Shelter from the Storm





I closed my store, the Grove Oak Store, way out in the middle of nowhere today because of the threat of severe weather. We here in North Alabama are no stranger to tornado outbreaks. Just like all over the state, we know the threat is real.

As self appointed mayor of my small town, I have been working for over a year to raise awareness and funding for a tornado shelter here in my small hometown.

I was told it would take $100,000, and so far, I’ve got $400.

Someone told me yesterday that I look tired. I guess I am tired. I guess I’m tired of not being listened to. I guess I’m tired of being blown off.

We know a tornado is bound to hit Grove Oak again. One destroyed my father’s house when I was a child,here in Grove Oak, and there have been several since then that have wreaked havoc on this small mountain farming community.

Out here, to the best of my knowledge, Grove Oak has 1,200 residents. Hey, we matter.

And it’s not a matter of “if” a tornado will do damage again, it’s a matter of “when.” This we know. This I know.

For years I have volunteered to help clean up debris, deliver survival supplies to victims, cook and cry with those effected by Mother Nature’s fury. For years I have been a safety and preparedness advocate, speaking out on the importance of preparing for the storms.

I have spoken to the county’s Emergency Management Agency multiple times about this issue. I have hosted a fund raising concert to try to come up with the funds. I have asked our state representative recently for help.

I take it seriously and have the land to put it on, thanks to the local fire chief.
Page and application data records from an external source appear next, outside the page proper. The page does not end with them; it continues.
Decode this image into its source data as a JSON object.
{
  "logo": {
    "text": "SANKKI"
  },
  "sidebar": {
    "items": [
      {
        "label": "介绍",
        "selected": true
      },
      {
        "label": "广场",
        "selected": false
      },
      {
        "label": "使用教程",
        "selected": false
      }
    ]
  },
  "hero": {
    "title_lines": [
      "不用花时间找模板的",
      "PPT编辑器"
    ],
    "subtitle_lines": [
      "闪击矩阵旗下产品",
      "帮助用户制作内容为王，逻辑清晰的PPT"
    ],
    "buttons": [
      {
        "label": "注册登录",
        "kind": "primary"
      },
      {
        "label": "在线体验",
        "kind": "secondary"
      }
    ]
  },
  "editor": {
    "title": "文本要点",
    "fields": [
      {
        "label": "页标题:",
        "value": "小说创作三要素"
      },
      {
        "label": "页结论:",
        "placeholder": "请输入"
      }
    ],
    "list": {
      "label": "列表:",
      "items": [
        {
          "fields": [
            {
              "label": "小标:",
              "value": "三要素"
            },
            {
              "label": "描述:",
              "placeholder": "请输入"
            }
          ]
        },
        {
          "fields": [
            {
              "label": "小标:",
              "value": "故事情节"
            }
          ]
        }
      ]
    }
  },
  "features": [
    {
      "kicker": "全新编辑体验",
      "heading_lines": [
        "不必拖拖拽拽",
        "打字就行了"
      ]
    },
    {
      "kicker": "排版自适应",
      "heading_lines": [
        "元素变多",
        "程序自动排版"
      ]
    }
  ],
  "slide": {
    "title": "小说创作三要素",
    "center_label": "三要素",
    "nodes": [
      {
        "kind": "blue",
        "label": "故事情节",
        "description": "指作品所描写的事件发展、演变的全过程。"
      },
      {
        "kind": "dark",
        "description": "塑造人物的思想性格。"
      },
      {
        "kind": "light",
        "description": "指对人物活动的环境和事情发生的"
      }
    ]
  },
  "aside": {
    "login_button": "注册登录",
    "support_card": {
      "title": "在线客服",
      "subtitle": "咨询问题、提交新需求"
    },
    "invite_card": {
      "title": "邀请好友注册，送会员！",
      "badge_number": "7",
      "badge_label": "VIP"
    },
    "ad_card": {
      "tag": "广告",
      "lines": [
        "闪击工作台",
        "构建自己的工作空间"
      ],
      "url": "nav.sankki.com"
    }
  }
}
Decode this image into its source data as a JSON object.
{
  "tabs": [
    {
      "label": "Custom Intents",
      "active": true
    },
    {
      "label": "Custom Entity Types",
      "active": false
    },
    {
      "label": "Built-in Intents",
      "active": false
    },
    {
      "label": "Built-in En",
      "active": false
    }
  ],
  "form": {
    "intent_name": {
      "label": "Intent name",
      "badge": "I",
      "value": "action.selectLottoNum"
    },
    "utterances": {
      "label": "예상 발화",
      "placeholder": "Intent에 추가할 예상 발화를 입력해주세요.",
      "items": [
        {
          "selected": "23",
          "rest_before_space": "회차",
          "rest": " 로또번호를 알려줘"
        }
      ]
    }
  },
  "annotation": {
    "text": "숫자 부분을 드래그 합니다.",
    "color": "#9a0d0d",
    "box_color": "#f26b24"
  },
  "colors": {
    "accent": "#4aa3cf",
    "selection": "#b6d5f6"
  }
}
So, how do we get things done when we’ve been working for years with no results?

Maybe I am tired, but I sleep well knowing I have done everything in my ability to prepare for the worst here in my home town and for my home town.

If a tornado wipes us off the map today, I’ll help with the clean up. I’ll hold your hand. And even though I may be tired, I won’t give up.

Jamie Godwin


Posted in Science

Outer Space

I was having a discussion about space with my three sons. I wanted to make sure they knew about the NASA taking pictures at the event horizon a few days ago and talk about what amazing things might be found out by the data gathered. How the definition of planets might change, and the possibility of planets out there that could sustain life.

I said to them, “A black hole is a rip in the fabric of space and time.”

My youngest, 8-year-old Canaan, said “Like little Jimmy went through space and ripped it.” Little Jimmy is a mischievous boy character they tell stories about. Little Jimmy is always messing things up.

Then Canaan says “What if on the other side of the black hole there is a place with no time.”

Y’all, let that sink in.

We talked about how black holes are so dense not even light could escape them. B brought up the fact that whatever NASA sent to study the black hole could likely be torn to pieces.

I said, “True, that’s possible.” Then I said “Hey, what is the color black? Isn’t it all the colors combined?”

We all agreed that yes, that is what black is. So, I say “Instead then, of looking up at the night sky and thinking of it being filled with vast nothingness, let’s think of it as all the colors. All the colors combined.”

All the colors. Not void. Not colorless.

Think about that the next time you gaze up at the night sky.

We also talked about life-sustainable planets, and the possibility of them being out there, exactly what the meaning of “life” is, building on the previous discussion I blogged about how fire could be considered a living thing. See that here Tending the Fire

A and B had plenty to say about orbits and axis’ and temperature variations of some planets. How they didn’t really care about life on other planets as much as if human life could be sustained there and agreed that that was most important in the search.

Kids, aren’t they amazing?

Here’s my art piece I finished a few months ago “The Other Dimension.”


Can you figure it out? I’d love to hear what you have to say. Send me an email

Jamie G